Repeat the data exactly, so that every line matches the original.

[Input material]

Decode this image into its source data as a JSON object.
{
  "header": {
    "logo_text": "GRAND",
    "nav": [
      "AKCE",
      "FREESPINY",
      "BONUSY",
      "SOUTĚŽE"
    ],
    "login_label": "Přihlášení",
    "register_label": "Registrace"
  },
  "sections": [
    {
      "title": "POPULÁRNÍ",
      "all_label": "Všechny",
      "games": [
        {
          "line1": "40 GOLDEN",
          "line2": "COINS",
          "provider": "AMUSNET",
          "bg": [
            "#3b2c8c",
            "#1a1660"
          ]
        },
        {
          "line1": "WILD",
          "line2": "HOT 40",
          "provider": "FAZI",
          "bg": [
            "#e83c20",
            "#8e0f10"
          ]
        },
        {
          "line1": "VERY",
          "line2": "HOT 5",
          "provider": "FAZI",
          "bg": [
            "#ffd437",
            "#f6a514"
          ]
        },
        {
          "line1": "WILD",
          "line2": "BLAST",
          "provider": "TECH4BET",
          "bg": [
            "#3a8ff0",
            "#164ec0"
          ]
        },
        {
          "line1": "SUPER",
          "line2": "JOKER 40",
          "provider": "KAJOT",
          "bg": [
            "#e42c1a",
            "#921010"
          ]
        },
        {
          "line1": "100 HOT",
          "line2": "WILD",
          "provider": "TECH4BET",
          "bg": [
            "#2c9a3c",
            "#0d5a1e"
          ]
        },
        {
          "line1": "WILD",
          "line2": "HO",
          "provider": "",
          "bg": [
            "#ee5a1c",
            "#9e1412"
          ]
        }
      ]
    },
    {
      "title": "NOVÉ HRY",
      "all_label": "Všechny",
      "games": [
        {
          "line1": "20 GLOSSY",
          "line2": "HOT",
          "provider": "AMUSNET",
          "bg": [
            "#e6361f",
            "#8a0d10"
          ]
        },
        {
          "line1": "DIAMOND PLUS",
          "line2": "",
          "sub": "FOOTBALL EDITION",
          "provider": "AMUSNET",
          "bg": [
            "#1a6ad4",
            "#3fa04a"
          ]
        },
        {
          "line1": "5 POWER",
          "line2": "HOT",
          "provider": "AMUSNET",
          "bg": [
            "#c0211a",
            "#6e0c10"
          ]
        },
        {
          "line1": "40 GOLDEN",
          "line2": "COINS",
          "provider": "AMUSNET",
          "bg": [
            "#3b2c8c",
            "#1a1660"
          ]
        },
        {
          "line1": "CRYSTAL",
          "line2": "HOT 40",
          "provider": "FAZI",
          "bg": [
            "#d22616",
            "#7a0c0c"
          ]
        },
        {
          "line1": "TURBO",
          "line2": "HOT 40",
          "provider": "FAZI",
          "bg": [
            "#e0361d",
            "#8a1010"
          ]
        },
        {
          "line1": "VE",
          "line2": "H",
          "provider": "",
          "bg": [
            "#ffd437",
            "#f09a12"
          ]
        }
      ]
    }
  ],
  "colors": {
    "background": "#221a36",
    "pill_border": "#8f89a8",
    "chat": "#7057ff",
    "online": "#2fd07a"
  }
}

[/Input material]

- Reply -
Decode this image into its source data as a JSON object.
{
  "header": {
    "logo_text": "GRAND",
    "nav": [
      "AKCE",
      "FREESPINY",
      "BONUSY",
      "SOUTĚŽE"
    ],
    "login_label": "Přihlášení",
    "register_label": "Registrace"
  },
  "sections": [
    {
      "title": "POPULÁRNÍ",
      "all_label": "Všechny",
      "games": [
        {
          "line1": "40 GOLDEN",
          "line2": "COINS",
          "provider": "AMUSNET",
          "bg": [
            "#3b2c8c",
            "#1a1660"
          ]
        },
        {
          "line1": "WILD",
          "line2": "HOT 40",
          "provider": "FAZI",
          "bg": [
            "#e83c20",
            "#8e0f10"
          ]
        },
        {
          "line1": "VERY",
          "line2": "HOT 5",
          "provider": "FAZI",
          "bg": [
            "#ffd437",
            "#f6a514"
          ]
        },
        {
          "line1": "WILD",
          "line2": "BLAST",
          "provider": "TECH4BET",
          "bg": [
            "#3a8ff0",
            "#164ec0"
          ]
        },
        {
          "line1": "SUPER",
          "line2": "JOKER 40",
          "provider": "KAJOT",
          "bg": [
            "#e42c1a",
            "#921010"
          ]
        },
        {
          "line1": "100 HOT",
          "line2": "WILD",
          "provider": "TECH4BET",
          "bg": [
            "#2c9a3c",
            "#0d5a1e"
          ]
        },
        {
          "line1": "WILD",
          "line2": "HO",
          "provider": "",
          "bg": [
            "#ee5a1c",
            "#9e1412"
          ]
        }
      ]
    },
    {
      "title": "NOVÉ HRY",
      "all_label": "Všechny",
      "games": [
        {
          "line1": "20 GLOSSY",
          "line2": "HOT",
          "provider": "AMUSNET",
          "bg": [
            "#e6361f",
            "#8a0d10"
          ]
        },
        {
          "line1": "DIAMOND PLUS",
          "line2": "",
          "sub": "FOOTBALL EDITION",
          "provider": "AMUSNET",
          "bg": [
            "#1a6ad4",
            "#3fa04a"
          ]
        },
        {
          "line1": "5 POWER",
          "line2": "HOT",
          "provider": "AMUSNET",
          "bg": [
            "#c0211a",
            "#6e0c10"
          ]
        },
        {
          "line1": "40 GOLDEN",
          "line2": "COINS",
          "provider": "AMUSNET",
          "bg": [
            "#3b2c8c",
            "#1a1660"
          ]
        },
        {
          "line1": "CRYSTAL",
          "line2": "HOT 40",
          "provider": "FAZI",
          "bg": [
            "#d22616",
            "#7a0c0c"
          ]
        },
        {
          "line1": "TURBO",
          "line2": "HOT 40",
          "provider": "FAZI",
          "bg": [
            "#e0361d",
            "#8a1010"
          ]
        },
        {
          "line1": "VE",
          "line2": "H",
          "provider": "",
          "bg": [
            "#ffd437",
            "#f09a12"
          ]
        }
      ]
    }
  ],
  "colors": {
    "background": "#221a36",
    "pill_border": "#8f89a8",
    "chat": "#7057ff",
    "online": "#2fd07a"
  }
}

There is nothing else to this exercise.